Your organization’s voice and tone are two of the most crucial factors in helping your messaging, your cause and your brand stand apart from the rest. Think of them as unique identifiers that make you YOU.

If your logo was removed from your website, or your social accounts were stripped of their profile pictures, would your supporters be able to read your content and still recognize that the messaging came from you? If so, you have a strong voice and tone.

But how do these two elements differ from one another?

Your brand’s voice is constant. Think of it as the personality of your brand. It’s the same across all platforms — from a casual post on Twitter to a formal press statement. Your voice should help people identify something as uniquely you.

Your brand’s tone can flex. Think of it as the mood of your brand. It helps you speak specifically to different audiences, and changes slightly based on different goals or objectives you may be going after.

Why You Should Care

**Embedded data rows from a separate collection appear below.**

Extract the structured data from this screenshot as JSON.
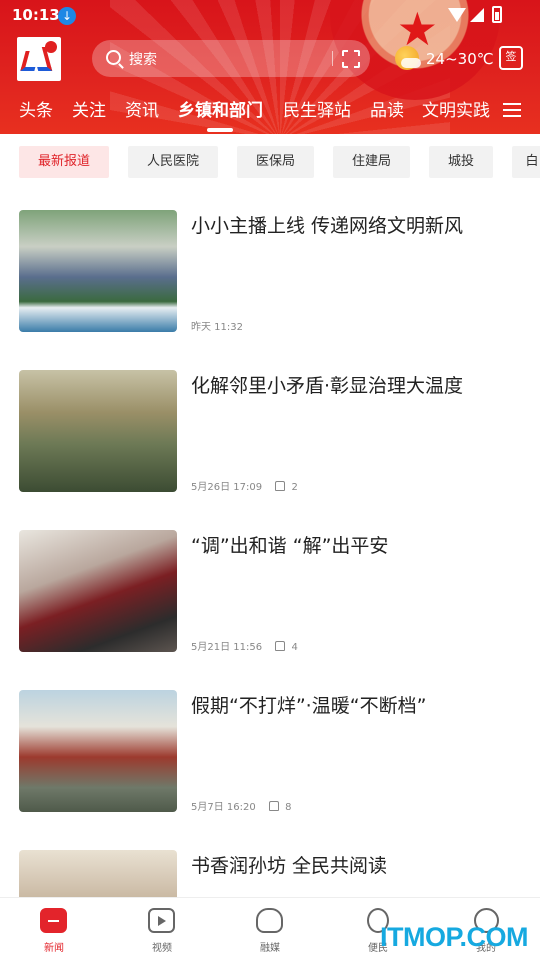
{
  "status": {
    "time": "10:13"
  },
  "header": {
    "search_placeholder": "搜索",
    "temperature": "24~30℃",
    "sign_label": "签"
  },
  "tabs": [
    {
      "label": "头条"
    },
    {
      "label": "关注"
    },
    {
      "label": "资讯"
    },
    {
      "label": "乡镇和部门",
      "active": true
    },
    {
      "label": "民生驿站"
    },
    {
      "label": "品读"
    },
    {
      "label": "文明实践"
    }
  ],
  "chips": [
    {
      "label": "最新报道",
      "active": true
    },
    {
      "label": "人民医院"
    },
    {
      "label": "医保局"
    },
    {
      "label": "住建局"
    },
    {
      "label": "城投"
    },
    {
      "label": "白"
    }
  ],
  "articles": [
    {
      "title": "小小主播上线 传递网络文明新风",
      "date": "昨天 11:32",
      "likes": ""
    },
    {
      "title": "化解邻里小矛盾·彰显治理大温度",
      "date": "5月26日 17:09",
      "likes": "2"
    },
    {
      "title": "“调”出和谐 “解”出平安",
      "date": "5月21日 11:56",
      "likes": "4"
    },
    {
      "title": "假期“不打烊”·温暖“不断档”",
      "date": "5月7日 16:20",
      "likes": "8"
    },
    {
      "title": "书香润孙坊 全民共阅读",
      "date": "",
      "likes": ""
    }
  ],
  "bottom_nav": [
    {
      "label": "新闻",
      "icon": "news-icon",
      "active": true
    },
    {
      "label": "视频",
      "icon": "video-icon"
    },
    {
      "label": "融媒",
      "icon": "media-icon"
    },
    {
      "label": "便民",
      "icon": "service-icon"
    },
    {
      "label": "我的",
      "icon": "profile-icon"
    }
  ],
  "watermark": "ITMOP.COM",
  "colors": {
    "brand_red": "#e3242b",
    "chip_active_bg": "#fde6e6",
    "watermark": "#16a9e0"
  }
}
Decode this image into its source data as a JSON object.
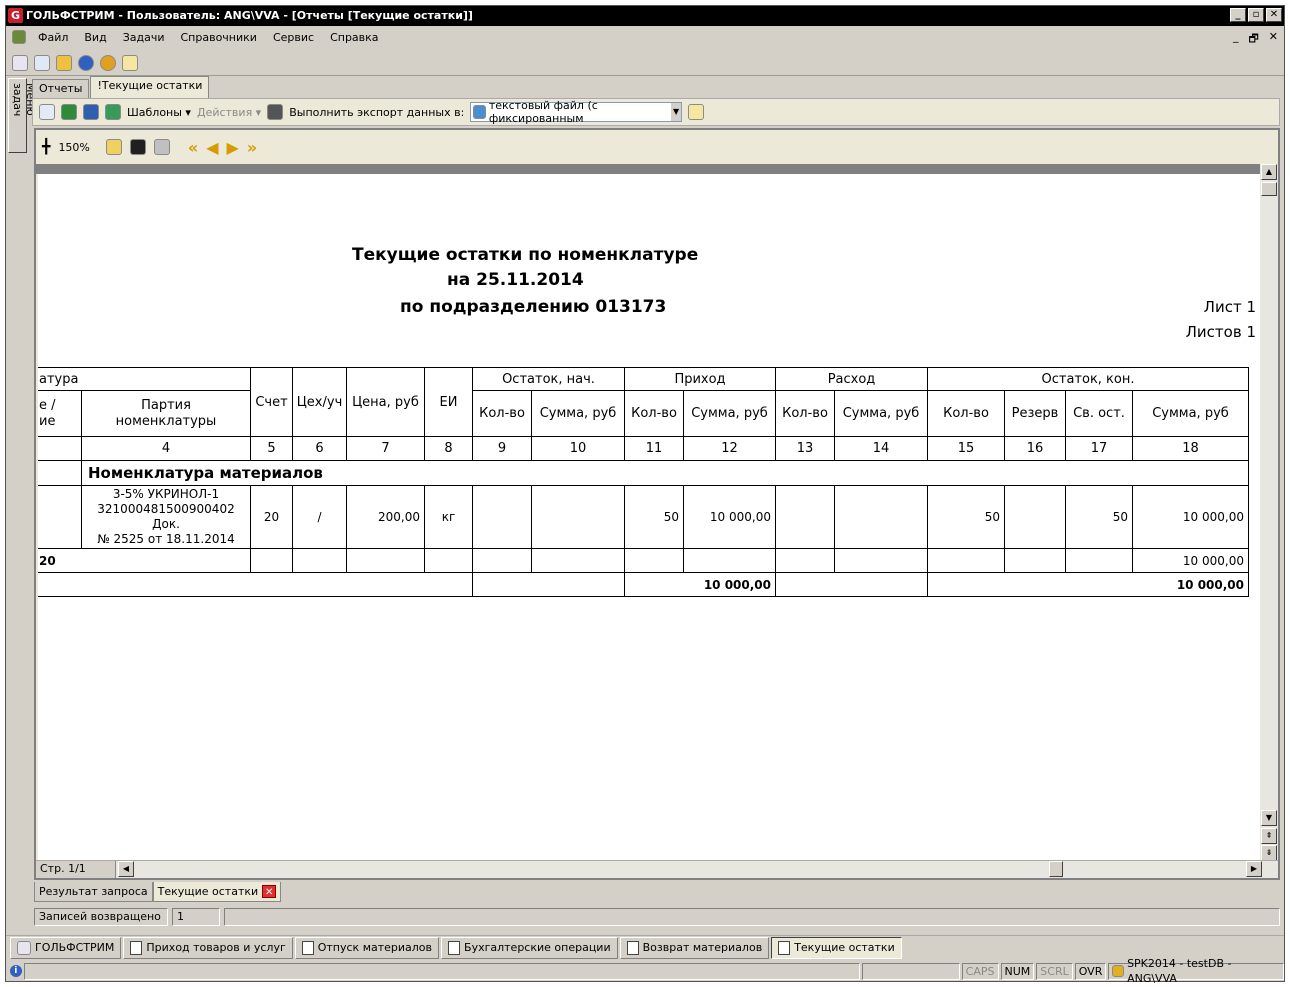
{
  "window": {
    "title": "ГОЛЬФСТРИМ - Пользователь: ANG\\VVA - [Отчеты  [Текущие остатки]]",
    "app_icon": "G"
  },
  "menu": [
    "Файл",
    "Вид",
    "Задачи",
    "Справочники",
    "Сервис",
    "Справка"
  ],
  "side_panel": {
    "label": "Меню задач"
  },
  "tabs": [
    "Отчеты",
    "!Текущие остатки"
  ],
  "toolbar2": {
    "templates": "Шаблоны",
    "actions": "Действия",
    "export_label": "Выполнить экспорт данных в:",
    "export_format": "текстовый файл (с фиксированным"
  },
  "viewer": {
    "zoom": "150%",
    "page_info": "Стр. 1/1"
  },
  "report": {
    "title1": "Текущие остатки по номенклатуре",
    "title2": "на  25.11.2014",
    "title3": "по подразделению 013173",
    "sheet": "Лист 1",
    "sheets": "Листов 1",
    "header": {
      "nomen": "атура",
      "nomen_sub": "е /\nие",
      "party": "Партия\nноменклатуры",
      "account": "Счет",
      "shop": "Цех/уч",
      "price": "Цена, руб",
      "unit": "ЕИ",
      "start": "Остаток, нач.",
      "income": "Приход",
      "expense": "Расход",
      "end": "Остаток, кон.",
      "qty": "Кол-во",
      "sum": "Сумма, руб",
      "reserve": "Резерв",
      "free": "Св. ост."
    },
    "colnums": [
      "4",
      "5",
      "6",
      "7",
      "8",
      "9",
      "10",
      "11",
      "12",
      "13",
      "14",
      "15",
      "16",
      "17",
      "18"
    ],
    "group": "Номенклатура материалов",
    "row": {
      "party": "3-5% УКРИНОЛ-1\n321000481500900402 Док.\n№ 2525 от 18.11.2014",
      "account": "20",
      "shop": "/",
      "price": "200,00",
      "unit": "кг",
      "inc_qty": "50",
      "inc_sum": "10 000,00",
      "end_qty": "50",
      "free": "50",
      "end_sum": "10 000,00"
    },
    "subtotal": {
      "label": "20",
      "end_sum": "10 000,00"
    },
    "total": {
      "inc_sum": "10 000,00",
      "end_sum": "10 000,00"
    }
  },
  "bottom_tabs": [
    "Результат запроса",
    "Текущие остатки"
  ],
  "status": {
    "label": "Записей возвращено",
    "value": "1"
  },
  "taskbar": [
    "ГОЛЬФСТРИМ",
    "Приход товаров и услуг",
    "Отпуск материалов",
    "Бухгалтерские операции",
    "Возврат материалов",
    "Текущие остатки"
  ],
  "bottom_status": {
    "caps": "CAPS",
    "num": "NUM",
    "scrl": "SCRL",
    "ovr": "OVR",
    "db": "SPK2014 - testDB - ANG\\VVA"
  }
}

Let’s get right to the heart of why these brand elements are important in social fundraising specifically. As we mentioned earlier, thanks to the internet, our causes have become so much bigger than ourselves and our organizations… and therefore, so has our brand messaging.

“These days, the voice of the consumer is amplified like never before,” a Forbes article reported. “Social media networks (YouTube, Facebook, Twitter, LinkedIn, etc.) provide consumers with easy outlets for observations, opinion and debate, and that means our brands are increasingly controlled by the general public.

This is why it’s more important than ever that your voice and tone travels with your brand — so your mission remains consistent, even when the story is no longer your own

The Essential Voice and Tone Checklist

To make sure that your organization’s mission has a voice and tone that inspires and engages (and leads to better fundraising), ask yourself the following questions:

  • Is it understandable? Your message should be clear and consistent across the board.
  • Is it relatable? Anyone (even diverse audiences) should be able to identify with your messaging.
  • It it adaptable? Supporters should be able to make your messaging their own and give them something to aspire to replicate.
  • Is it filled with personality? While your mission should be adaptable, it should also have a strong narrative that is uniquely you.
  • Is it for everyone? Your mission isn’t just for your organization. It should evoke emotion, passion and drive in others who are moved to support your cause.

It’s no secret that social is the future of fundraising. But if you want to create a mission that inspires others to replicate, crafting a strong voice and tone is the key to unlocking an army of impassioned supporters for your organization.

Gary Wohlfeill is the Director of Marketing at CrowdRise. He works with partners to develop highly engaging fundraising campaigns, and leads the marketing team in developing the CrowdRise brand. Gary has been named as having the “3rd best haircut of people under 6 feet tall at CrowdRise” and hopes one day to slip to 4th.